● **Source data**
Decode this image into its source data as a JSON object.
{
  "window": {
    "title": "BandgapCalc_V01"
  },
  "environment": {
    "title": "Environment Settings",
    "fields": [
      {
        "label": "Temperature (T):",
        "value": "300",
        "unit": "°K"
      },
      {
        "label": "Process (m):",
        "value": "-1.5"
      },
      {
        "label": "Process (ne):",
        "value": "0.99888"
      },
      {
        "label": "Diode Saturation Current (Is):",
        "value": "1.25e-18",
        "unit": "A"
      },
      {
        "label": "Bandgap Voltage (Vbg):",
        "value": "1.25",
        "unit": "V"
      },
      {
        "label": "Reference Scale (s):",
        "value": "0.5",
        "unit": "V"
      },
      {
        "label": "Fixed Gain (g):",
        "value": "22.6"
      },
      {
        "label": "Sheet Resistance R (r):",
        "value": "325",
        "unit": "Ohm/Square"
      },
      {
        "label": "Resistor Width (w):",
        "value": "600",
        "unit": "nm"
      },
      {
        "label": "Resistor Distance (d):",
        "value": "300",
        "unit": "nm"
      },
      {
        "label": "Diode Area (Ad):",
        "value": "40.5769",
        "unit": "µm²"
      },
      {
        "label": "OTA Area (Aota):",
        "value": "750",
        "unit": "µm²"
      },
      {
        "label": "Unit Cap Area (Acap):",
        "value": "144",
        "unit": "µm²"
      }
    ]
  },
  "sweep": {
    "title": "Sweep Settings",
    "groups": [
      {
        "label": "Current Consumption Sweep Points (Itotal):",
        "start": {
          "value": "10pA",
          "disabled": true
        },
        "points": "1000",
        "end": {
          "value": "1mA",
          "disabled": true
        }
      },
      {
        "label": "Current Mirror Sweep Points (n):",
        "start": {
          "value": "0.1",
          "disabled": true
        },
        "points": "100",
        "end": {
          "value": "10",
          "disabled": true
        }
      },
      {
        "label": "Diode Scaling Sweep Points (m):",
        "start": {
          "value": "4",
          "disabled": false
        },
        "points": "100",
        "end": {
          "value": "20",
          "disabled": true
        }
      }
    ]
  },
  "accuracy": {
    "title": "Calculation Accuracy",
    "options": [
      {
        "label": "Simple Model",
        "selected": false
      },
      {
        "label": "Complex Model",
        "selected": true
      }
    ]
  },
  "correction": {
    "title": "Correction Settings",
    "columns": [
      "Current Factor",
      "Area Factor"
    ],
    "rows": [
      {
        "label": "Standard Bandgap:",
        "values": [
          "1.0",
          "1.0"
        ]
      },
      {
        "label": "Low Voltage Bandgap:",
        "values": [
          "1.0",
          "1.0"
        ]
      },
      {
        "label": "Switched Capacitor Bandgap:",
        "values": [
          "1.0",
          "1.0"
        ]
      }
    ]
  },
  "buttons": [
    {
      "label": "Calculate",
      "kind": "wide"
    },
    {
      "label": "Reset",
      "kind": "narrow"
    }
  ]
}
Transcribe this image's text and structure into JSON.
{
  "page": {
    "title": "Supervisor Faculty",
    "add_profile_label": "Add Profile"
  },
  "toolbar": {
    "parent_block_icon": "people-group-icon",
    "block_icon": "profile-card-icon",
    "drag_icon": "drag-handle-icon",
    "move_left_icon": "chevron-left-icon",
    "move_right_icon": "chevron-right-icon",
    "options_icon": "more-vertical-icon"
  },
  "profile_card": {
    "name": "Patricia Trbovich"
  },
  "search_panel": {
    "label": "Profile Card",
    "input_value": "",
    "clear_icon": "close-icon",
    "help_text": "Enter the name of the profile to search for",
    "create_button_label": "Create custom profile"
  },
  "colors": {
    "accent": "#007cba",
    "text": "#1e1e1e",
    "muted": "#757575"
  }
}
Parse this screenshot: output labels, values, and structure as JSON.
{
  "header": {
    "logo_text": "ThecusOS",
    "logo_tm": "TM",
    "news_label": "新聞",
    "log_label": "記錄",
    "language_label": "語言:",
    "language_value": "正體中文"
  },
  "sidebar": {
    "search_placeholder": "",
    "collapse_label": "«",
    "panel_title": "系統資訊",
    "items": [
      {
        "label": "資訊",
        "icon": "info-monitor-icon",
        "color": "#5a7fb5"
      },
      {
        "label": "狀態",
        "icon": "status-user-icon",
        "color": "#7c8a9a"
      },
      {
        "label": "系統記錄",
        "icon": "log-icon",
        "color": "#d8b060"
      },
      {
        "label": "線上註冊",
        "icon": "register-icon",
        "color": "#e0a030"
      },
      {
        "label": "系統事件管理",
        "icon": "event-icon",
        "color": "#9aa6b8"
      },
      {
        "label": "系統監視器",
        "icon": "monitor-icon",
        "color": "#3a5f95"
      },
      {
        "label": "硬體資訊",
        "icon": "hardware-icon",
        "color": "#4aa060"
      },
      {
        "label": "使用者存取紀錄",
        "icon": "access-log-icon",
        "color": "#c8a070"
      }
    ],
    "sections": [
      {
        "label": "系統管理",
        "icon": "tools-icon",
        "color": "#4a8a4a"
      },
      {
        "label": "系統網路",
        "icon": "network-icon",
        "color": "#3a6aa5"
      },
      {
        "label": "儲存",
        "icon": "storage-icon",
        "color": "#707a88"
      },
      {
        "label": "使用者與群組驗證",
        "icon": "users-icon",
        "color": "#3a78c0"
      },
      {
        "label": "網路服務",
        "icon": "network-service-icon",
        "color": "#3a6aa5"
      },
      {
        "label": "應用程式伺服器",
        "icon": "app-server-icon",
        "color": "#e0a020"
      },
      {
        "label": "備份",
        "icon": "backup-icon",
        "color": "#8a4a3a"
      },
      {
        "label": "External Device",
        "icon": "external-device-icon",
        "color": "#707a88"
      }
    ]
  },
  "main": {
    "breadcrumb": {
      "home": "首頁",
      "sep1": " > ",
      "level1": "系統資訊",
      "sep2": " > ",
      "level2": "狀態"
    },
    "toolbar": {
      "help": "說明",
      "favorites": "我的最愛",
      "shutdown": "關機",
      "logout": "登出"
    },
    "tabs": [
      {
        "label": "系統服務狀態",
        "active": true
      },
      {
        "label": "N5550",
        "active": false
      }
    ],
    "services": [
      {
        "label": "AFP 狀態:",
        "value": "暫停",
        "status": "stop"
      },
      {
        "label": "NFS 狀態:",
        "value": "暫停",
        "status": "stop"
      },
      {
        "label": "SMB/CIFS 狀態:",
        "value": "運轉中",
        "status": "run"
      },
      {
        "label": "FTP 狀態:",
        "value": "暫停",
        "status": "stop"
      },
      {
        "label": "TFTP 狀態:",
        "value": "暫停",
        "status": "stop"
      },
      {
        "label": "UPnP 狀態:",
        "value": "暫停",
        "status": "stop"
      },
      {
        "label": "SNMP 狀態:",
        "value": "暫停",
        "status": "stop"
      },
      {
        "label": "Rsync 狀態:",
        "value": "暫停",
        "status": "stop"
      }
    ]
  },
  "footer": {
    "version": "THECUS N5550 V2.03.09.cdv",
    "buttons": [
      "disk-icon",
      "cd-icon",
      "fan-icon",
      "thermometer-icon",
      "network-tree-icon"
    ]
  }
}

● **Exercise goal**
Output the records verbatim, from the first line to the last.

● **Problem solution**
Decode this image into its source data as a JSON object.
{
  "window": {
    "title": "BandgapCalc_V01"
  },
  "environment": {
    "title": "Environment Settings",
    "fields": [
      {
        "label": "Temperature (T):",
        "value": "300",
        "unit": "°K"
      },
      {
        "label": "Process (m):",
        "value": "-1.5"
      },
      {
        "label": "Process (ne):",
        "value": "0.99888"
      },
      {
        "label": "Diode Saturation Current (Is):",
        "value": "1.25e-18",
        "unit": "A"
      },
      {
        "label": "Bandgap Voltage (Vbg):",
        "value": "1.25",
        "unit": "V"
      },
      {
        "label": "Reference Scale (s):",
        "value": "0.5",
        "unit": "V"
      },
      {
        "label": "Fixed Gain (g):",
        "value": "22.6"
      },
      {
        "label": "Sheet Resistance R (r):",
        "value": "325",
        "unit": "Ohm/Square"
      },
      {
        "label": "Resistor Width (w):",
        "value": "600",
        "unit": "nm"
      },
      {
        "label": "Resistor Distance (d):",
        "value": "300",
        "unit": "nm"
      },
      {
        "label": "Diode Area (Ad):",
        "value": "40.5769",
        "unit": "µm²"
      },
      {
        "label": "OTA Area (Aota):",
        "value": "750",
        "unit": "µm²"
      },
      {
        "label": "Unit Cap Area (Acap):",
        "value": "144",
        "unit": "µm²"
      }
    ]
  },
  "sweep": {
    "title": "Sweep Settings",
    "groups": [
      {
        "label": "Current Consumption Sweep Points (Itotal):",
        "start": {
          "value": "10pA",
          "disabled": true
        },
        "points": "1000",
        "end": {
          "value": "1mA",
          "disabled": true
        }
      },
      {
        "label": "Current Mirror Sweep Points (n):",
        "start": {
          "value": "0.1",
          "disabled": true
        },
        "points": "100",
        "end": {
          "value": "10",
          "disabled": true
        }
      },
      {
        "label": "Diode Scaling Sweep Points (m):",
        "start": {
          "value": "4",
          "disabled": false
        },
        "points": "100",
        "end": {
          "value": "20",
          "disabled": true
        }
      }
    ]
  },
  "accuracy": {
    "title": "Calculation Accuracy",
    "options": [
      {
        "label": "Simple Model",
        "selected": false
      },
      {
        "label": "Complex Model",
        "selected": true
      }
    ]
  },
  "correction": {
    "title": "Correction Settings",
    "columns": [
      "Current Factor",
      "Area Factor"
    ],
    "rows": [
      {
        "label": "Standard Bandgap:",
        "values": [
          "1.0",
          "1.0"
        ]
      },
      {
        "label": "Low Voltage Bandgap:",
        "values": [
          "1.0",
          "1.0"
        ]
      },
      {
        "label": "Switched Capacitor Bandgap:",
        "values": [
          "1.0",
          "1.0"
        ]
      }
    ]
  },
  "buttons": [
    {
      "label": "Calculate",
      "kind": "wide"
    },
    {
      "label": "Reset",
      "kind": "narrow"
    }
  ]
}
Transcribe this image's text and structure into JSON.
{
  "page": {
    "title": "Supervisor Faculty",
    "add_profile_label": "Add Profile"
  },
  "toolbar": {
    "parent_block_icon": "people-group-icon",
    "block_icon": "profile-card-icon",
    "drag_icon": "drag-handle-icon",
    "move_left_icon": "chevron-left-icon",
    "move_right_icon": "chevron-right-icon",
    "options_icon": "more-vertical-icon"
  },
  "profile_card": {
    "name": "Patricia Trbovich"
  },
  "search_panel": {
    "label": "Profile Card",
    "input_value": "",
    "clear_icon": "close-icon",
    "help_text": "Enter the name of the profile to search for",
    "create_button_label": "Create custom profile"
  },
  "colors": {
    "accent": "#007cba",
    "text": "#1e1e1e",
    "muted": "#757575"
  }
}
Parse this screenshot: output labels, values, and structure as JSON.
{
  "header": {
    "logo_text": "ThecusOS",
    "logo_tm": "TM",
    "news_label": "新聞",
    "log_label": "記錄",
    "language_label": "語言:",
    "language_value": "正體中文"
  },
  "sidebar": {
    "search_placeholder": "",
    "collapse_label": "«",
    "panel_title": "系統資訊",
    "items": [
      {
        "label": "資訊",
        "icon": "info-monitor-icon",
        "color": "#5a7fb5"
      },
      {
        "label": "狀態",
        "icon": "status-user-icon",
        "color": "#7c8a9a"
      },
      {
        "label": "系統記錄",
        "icon": "log-icon",
        "color": "#d8b060"
      },
      {
        "label": "線上註冊",
        "icon": "register-icon",
        "color": "#e0a030"
      },
      {
        "label": "系統事件管理",
        "icon": "event-icon",
        "color": "#9aa6b8"
      },
      {
        "label": "系統監視器",
        "icon": "monitor-icon",
        "color": "#3a5f95"
      },
      {
        "label": "硬體資訊",
        "icon": "hardware-icon",
        "color": "#4aa060"
      },
      {
        "label": "使用者存取紀錄",
        "icon": "access-log-icon",
        "color": "#c8a070"
      }
    ],
    "sections": [
      {
        "label": "系統管理",
        "icon": "tools-icon",
        "color": "#4a8a4a"
      },
      {
        "label": "系統網路",
        "icon": "network-icon",
        "color": "#3a6aa5"
      },
      {
        "label": "儲存",
        "icon": "storage-icon",
        "color": "#707a88"
      },
      {
        "label": "使用者與群組驗證",
        "icon": "users-icon",
        "color": "#3a78c0"
      },
      {
        "label": "網路服務",
        "icon": "network-service-icon",
        "color": "#3a6aa5"
      },
      {
        "label": "應用程式伺服器",
        "icon": "app-server-icon",
        "color": "#e0a020"
      },
      {
        "label": "備份",
        "icon": "backup-icon",
        "color": "#8a4a3a"
      },
      {
        "label": "External Device",
        "icon": "external-device-icon",
        "color": "#707a88"
      }
    ]
  },
  "main": {
    "breadcrumb": {
      "home": "首頁",
      "sep1": " > ",
      "level1": "系統資訊",
      "sep2": " > ",
      "level2": "狀態"
    },
    "toolbar": {
      "help": "說明",
      "favorites": "我的最愛",
      "shutdown": "關機",
      "logout": "登出"
    },
    "tabs": [
      {
        "label": "系統服務狀態",
        "active": true
      },
      {
        "label": "N5550",
        "active": false
      }
    ],
    "services": [
      {
        "label": "AFP 狀態:",
        "value": "暫停",
        "status": "stop"
      },
      {
        "label": "NFS 狀態:",
        "value": "暫停",
        "status": "stop"
      },
      {
        "label": "SMB/CIFS 狀態:",
        "value": "運轉中",
        "status": "run"
      },
      {
        "label": "FTP 狀態:",
        "value": "暫停",
        "status": "stop"
      },
      {
        "label": "TFTP 狀態:",
        "value": "暫停",
        "status": "stop"
      },
      {
        "label": "UPnP 狀態:",
        "value": "暫停",
        "status": "stop"
      },
      {
        "label": "SNMP 狀態:",
        "value": "暫停",
        "status": "stop"
      },
      {
        "label": "Rsync 狀態:",
        "value": "暫停",
        "status": "stop"
      }
    ]
  },
  "footer": {
    "version": "THECUS N5550 V2.03.09.cdv",
    "buttons": [
      "disk-icon",
      "cd-icon",
      "fan-icon",
      "thermometer-icon",
      "network-tree-icon"
    ]
  }
}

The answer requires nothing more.